Monday, May 07, 2007
Mac's mouth is now worth more than my car. Couldn't they have just melted down my 1992 Honda and made the braces from the scrap metal and wires to save me a little bit?
The scary thing is that his brother also was referred to the orthodontist. His eight year old brother. Apprently the fact that Rob's top tooth (the only one he has so far, which allows a nice gap for spitting and holding chopsticks) hits the bottom tooth directly is a problem. A problem that could result in either or both cracking and having to be pulled. And me, being the great mom that I am, didn't notice that this alignment already has caused the top and bottom teeth to wear at an angle. Significantly. *sigh*
Since these are permanent teeth and I don't want to consign Rob to a life as a redneck at such a young age (despite the genetic predisposition - he already has a lifetime hunting license), off to the orthodontist we went. When Dr. C reviewed Rob's panoramic X-ray I could almost hear the cash register "CHA-CHING!" sound bouncing around in her head. The film looked like a handful of Scrabble tiles dropped on a table . Rob apparently is slow to lose teeth and therefore has all kinds of big boy teeth jumbled up in his gums, just waiting for their chance to shine (and get cavities, no doubt). For now he has a retainer, and Dr. C wants him to have 6 (six...SIX) teeth pulled after school gets out. Did I mention SIX? TEETH? PULLED? Oy vey. Two of them are loose, but they could be loose for months because he is not the obsessive-tooth-wiggler his mother was.
By the way, he has already lost his first retainer by utilizing the classic "put it on your lunch tray and then toss it in the trash" trick. I really enjoyed spending that additional $150. This one I will superglue in place. But, really, why bother? Because I may be putting a Mercedes in this boy's mouth before he is old enough to drive.
Saturday, May 05, 2007
Corn and Black Bean Salad
2 cans black beans, drained and rinsed (Because that gooky stuff in the can is GROSS. What *is* that?
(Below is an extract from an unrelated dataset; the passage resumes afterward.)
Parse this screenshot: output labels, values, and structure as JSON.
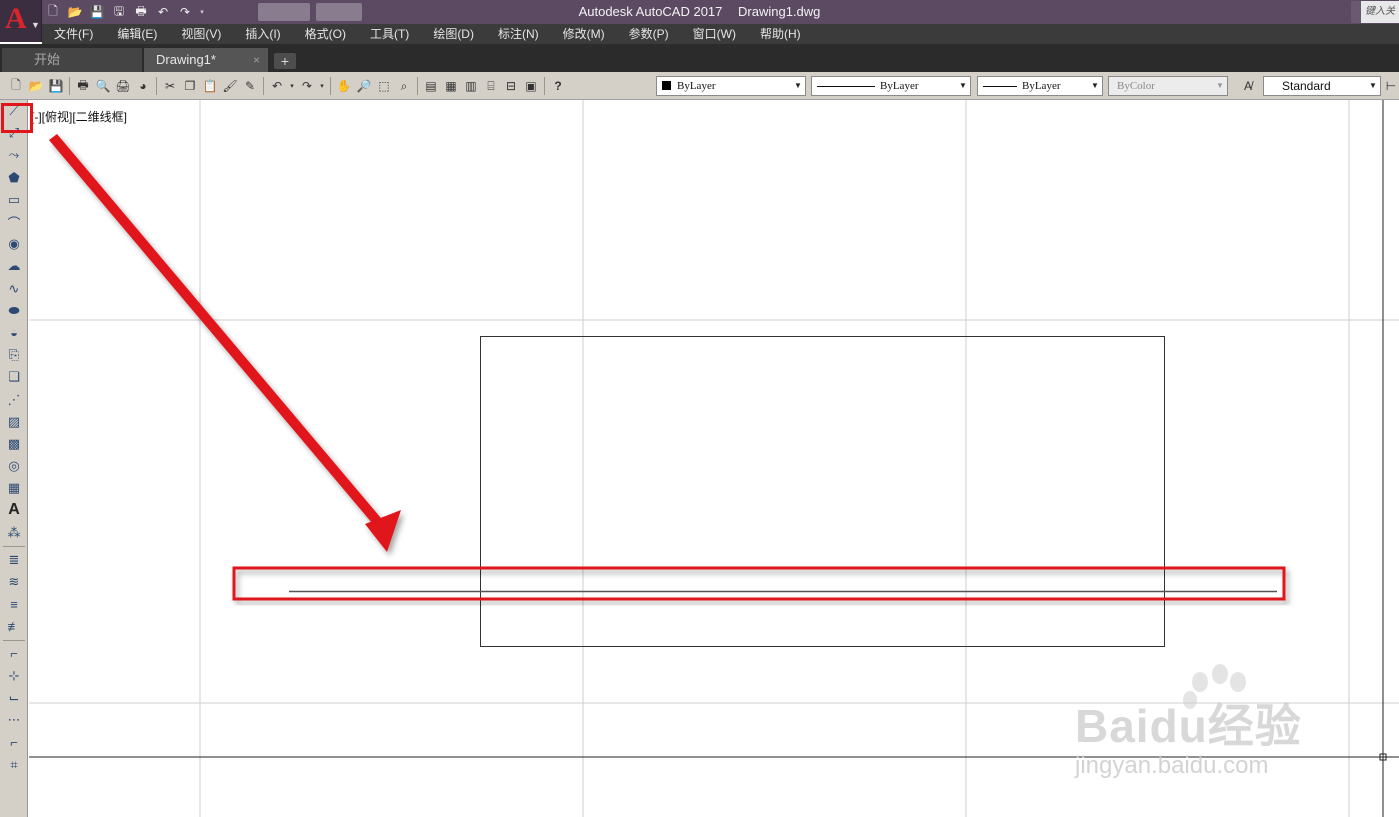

Looks like what I have to wash out from between Rob's toes after a baseball game.)
1 bag frozen corn, thawed or microwaved and cooled
1 large jar of chunk salsa, whatever hotness level you so desire. Me? I'm mild. Ask anyone.
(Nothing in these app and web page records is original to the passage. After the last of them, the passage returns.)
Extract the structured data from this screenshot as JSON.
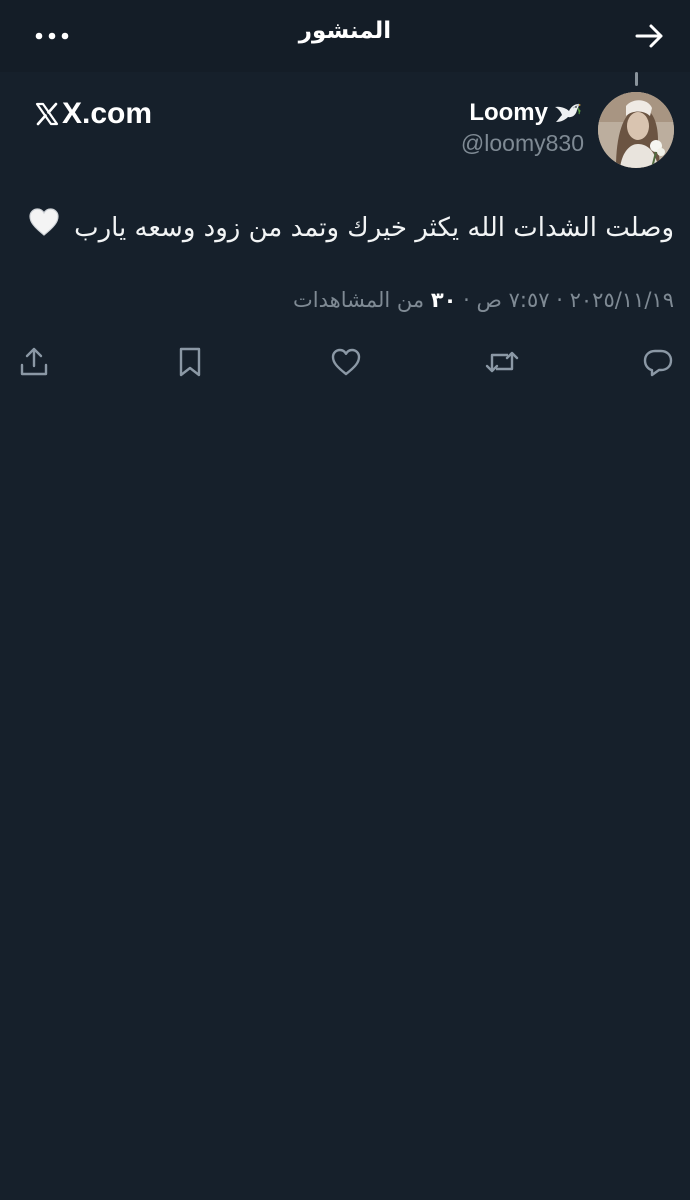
{
  "header": {
    "title": "المنشور",
    "back_icon": "arrow-right-icon",
    "more_icon": "more-horizontal-icon"
  },
  "author": {
    "display_name": "Loomy",
    "name_emoji": "dove-icon",
    "handle": "@loomy830"
  },
  "source": {
    "domain": "X.com"
  },
  "post": {
    "text": "وصلت الشدات الله يكثر خيرك وتمد من زود وسعه يارب",
    "trailing_emoji": "white-heart-icon"
  },
  "meta": {
    "date": "٢٠٢٥/١١/١٩",
    "separator": "·",
    "time": "٧:٥٧ ص",
    "views_count": "٣٠",
    "views_label": "من المشاهدات"
  },
  "actions": {
    "reply_icon": "reply-icon",
    "repost_icon": "repost-icon",
    "like_icon": "heart-icon",
    "bookmark_icon": "bookmark-icon",
    "share_icon": "share-icon"
  },
  "colors": {
    "background": "#16202b",
    "header_background": "#141d27",
    "primary_text": "#ffffff",
    "secondary_text": "#7f8a94",
    "icon": "#8b98a5"
  }
}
1 medium onion, diced. Vidalia or another sweet onion is super yummy.
Fresh cilantro. I'm thinking about a tablespoon. But this stuff smells so good I can't stop chopping it. I like to rub a bit behind my ears.
Powered garlic - as much as you'd like. I like it. Come over here and smell my breath.
Some cumin if you want. I want.
Mix, refrigerate, eat. Serve to your friends and they will rant and rave and not believe that this is soooooo easy.
Friday was a teacher workday. Boy howdy did I need the break. The kids at school are really getting antsy as the end of the year approaches, and I have exhausted my ten month supply of patience for high school drama and backtalk.
So, teacher workday = I ain't working today. Off to the zoo with the neighbor and our collection of boys. Weather was overcast and quite cool, which is actually great zoo weather. There is so much walking involved that it can be miserable on a hot day. The animals were all mellow; the kids were all wild.
My favorite animal of the day was this, the Red River Hog. I'm trying to drop 15 pounds, so being this close to bacon was just exciting for me.
Thursday, May 03, 2007
Or the marble I named Glory because it was red, white and blue. Glory and I went to the mall all day one Saturday. I walked around, nudging Glory with my toe and having a lovely time. Until Glory rolled under the ice cream cooler at Baskin Robin. Yeah, I was heartbroken. Maybe if my mother had let us keep pets I wouldn't have needed to develop bizarre anthropomorphic relationships. Or maybe, as I am often told, I am just weird and have too vivid an imagination.